A Federal Labor MP has slammed the Morrison Government’s handling of the COVID-19 vaccine roll-out, likening the number of doses given in WA to the number of Big Macs sold at the McDonald’s restaurant in Northbridge.
Member for Perth Patrick Gorman told The West Live the Federal Government had to get the roll-out back on track, following a rise in vaccination hesitancy after the AstraZeneca jab was linked to the death of a New South Wales woman.
“I did actually have a moment of wondering, when the Prime Minister was here in Western Australia, spending day after day with his photo opps … should he actually be locked away in Canberra sorting out this mess,” Mr Gorman said.
“I sort of thought maybe he’s hiding from the vaccine chaos by coming over to WA, and I hate when our State is used like that, but that might be me being a little too cynical.”
Mr Gorman criticised the Morrison Government for “not doing enough” when it came to initially signing vaccine contracts, and relying too heavily on the AstraZeneca option.
“That has left us behind (other countries),” the Labor MP said.
“We haven’t got the logistics right, in terms of how we roll out the vaccine.
“I looked at the data … 224 (doses) were administered in Western Australia on Saturday, now I reckon they served more Big Macs at the Northbridge McDonald’s on Saturday — it’s just pathetic.”
In total, 1.7 million doses have been administered in Australia as of yesterday, with 67,000 jabs given in the previous 24-hour recording period.
In WA, 78,000 doses have been administered since the roll-out began, compared with 178,000 in NSW, 168,000 in Victoria and 126,000 in Queensland.

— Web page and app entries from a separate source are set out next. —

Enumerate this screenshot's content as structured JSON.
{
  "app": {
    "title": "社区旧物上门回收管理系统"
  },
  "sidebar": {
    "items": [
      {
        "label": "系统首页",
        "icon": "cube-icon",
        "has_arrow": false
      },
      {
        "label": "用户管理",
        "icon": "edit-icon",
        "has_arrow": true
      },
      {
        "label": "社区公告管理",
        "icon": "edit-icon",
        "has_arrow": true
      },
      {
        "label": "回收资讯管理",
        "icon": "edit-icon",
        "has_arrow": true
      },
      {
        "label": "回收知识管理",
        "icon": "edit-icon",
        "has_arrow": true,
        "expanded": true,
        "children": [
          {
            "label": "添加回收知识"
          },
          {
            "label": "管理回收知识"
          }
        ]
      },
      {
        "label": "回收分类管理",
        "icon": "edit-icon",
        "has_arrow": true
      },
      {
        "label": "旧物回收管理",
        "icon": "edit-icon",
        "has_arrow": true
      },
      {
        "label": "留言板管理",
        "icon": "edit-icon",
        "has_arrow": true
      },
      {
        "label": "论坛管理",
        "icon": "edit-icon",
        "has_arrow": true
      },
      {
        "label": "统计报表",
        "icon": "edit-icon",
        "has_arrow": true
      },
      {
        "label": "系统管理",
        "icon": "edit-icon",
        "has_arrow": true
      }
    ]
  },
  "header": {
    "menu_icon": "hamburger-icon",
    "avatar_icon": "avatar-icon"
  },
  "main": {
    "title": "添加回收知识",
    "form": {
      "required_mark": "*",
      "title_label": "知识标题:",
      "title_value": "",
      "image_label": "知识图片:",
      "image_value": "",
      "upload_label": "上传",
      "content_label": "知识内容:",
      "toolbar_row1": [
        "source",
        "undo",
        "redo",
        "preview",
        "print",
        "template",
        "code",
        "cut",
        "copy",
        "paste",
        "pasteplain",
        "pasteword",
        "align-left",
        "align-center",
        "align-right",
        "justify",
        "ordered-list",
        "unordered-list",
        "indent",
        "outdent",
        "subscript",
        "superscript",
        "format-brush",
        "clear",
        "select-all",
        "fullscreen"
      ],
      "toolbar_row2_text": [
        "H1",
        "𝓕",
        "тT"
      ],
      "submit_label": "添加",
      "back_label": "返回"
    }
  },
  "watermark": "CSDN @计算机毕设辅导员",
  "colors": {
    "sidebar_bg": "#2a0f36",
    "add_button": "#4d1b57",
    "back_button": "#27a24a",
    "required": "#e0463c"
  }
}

Just over 1900 jabs were administered in WA in the previous 24-hour recording period.
Those aged over 50 could be vaccinated faster than expected after National Cabinet met on Monday to go over plans to bring forward phases of the roll-out.
Scott Morrison said State and Territory leaders had “agreed in-principle to a series of changes to the Australian COVID-19 Vaccination Strategy” that would be put forward for approval at the next meeting of National Cabinet tomorrow.
“(This includes) options to bring forward the commencement of vaccinations for over 50-year-olds under the Australian COVID-19 Vaccination Strategy priority group 2a, and the readiness of more State and Territory-operated vaccination sites — including mass vaccination sites, as vaccine supplies increase,” he said in a statement on Monday night.
“National Cabinet reinforced that general practice will continue to be the primary model of rolling out vaccinations for Australians over 50 years of age, with States and Territories to consider options to supplement roll-out through expanded State vaccination centres.”